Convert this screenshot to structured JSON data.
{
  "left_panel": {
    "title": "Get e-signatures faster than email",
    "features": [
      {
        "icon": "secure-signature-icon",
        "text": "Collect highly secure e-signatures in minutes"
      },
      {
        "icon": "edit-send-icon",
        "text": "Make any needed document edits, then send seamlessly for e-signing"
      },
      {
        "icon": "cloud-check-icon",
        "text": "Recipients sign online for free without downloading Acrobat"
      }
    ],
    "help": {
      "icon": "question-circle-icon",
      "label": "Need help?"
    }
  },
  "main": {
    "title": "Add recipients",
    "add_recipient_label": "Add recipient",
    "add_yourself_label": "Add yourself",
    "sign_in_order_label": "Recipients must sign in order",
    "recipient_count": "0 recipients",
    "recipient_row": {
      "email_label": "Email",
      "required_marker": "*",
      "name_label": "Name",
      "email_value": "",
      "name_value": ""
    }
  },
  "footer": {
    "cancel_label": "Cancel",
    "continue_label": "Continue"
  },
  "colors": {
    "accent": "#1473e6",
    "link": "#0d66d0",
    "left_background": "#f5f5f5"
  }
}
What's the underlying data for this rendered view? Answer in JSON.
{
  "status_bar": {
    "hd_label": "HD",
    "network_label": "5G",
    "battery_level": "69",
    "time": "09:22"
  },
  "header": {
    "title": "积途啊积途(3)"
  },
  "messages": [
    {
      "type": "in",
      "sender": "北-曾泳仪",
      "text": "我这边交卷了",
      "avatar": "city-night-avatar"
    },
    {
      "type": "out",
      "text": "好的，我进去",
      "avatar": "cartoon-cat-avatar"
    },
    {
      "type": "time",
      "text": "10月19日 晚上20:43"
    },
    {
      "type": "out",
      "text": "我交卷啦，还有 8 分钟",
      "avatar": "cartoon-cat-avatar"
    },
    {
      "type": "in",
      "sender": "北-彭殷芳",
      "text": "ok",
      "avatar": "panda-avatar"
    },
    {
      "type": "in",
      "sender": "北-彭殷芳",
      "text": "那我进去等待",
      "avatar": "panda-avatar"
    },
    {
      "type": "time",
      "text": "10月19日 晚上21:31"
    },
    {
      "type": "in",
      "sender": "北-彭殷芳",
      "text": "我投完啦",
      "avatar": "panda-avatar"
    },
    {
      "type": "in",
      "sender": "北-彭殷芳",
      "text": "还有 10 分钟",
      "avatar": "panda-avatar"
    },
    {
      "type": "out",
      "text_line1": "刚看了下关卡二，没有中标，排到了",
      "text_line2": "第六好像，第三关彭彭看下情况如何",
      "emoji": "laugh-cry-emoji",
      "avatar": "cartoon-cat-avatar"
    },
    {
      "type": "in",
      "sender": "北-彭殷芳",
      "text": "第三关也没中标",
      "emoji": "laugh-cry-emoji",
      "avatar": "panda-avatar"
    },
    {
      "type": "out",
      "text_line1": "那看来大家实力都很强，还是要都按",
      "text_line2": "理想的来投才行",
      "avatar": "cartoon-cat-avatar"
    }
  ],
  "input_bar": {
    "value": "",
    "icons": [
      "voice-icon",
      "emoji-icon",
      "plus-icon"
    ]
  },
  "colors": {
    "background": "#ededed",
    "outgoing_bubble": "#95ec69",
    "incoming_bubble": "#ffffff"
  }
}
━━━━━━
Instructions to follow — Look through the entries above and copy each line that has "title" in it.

Solution below —
    "title": "Get e-signatures faster than email",
    "title": "Add recipients",
    "title": "积途啊积途(3)"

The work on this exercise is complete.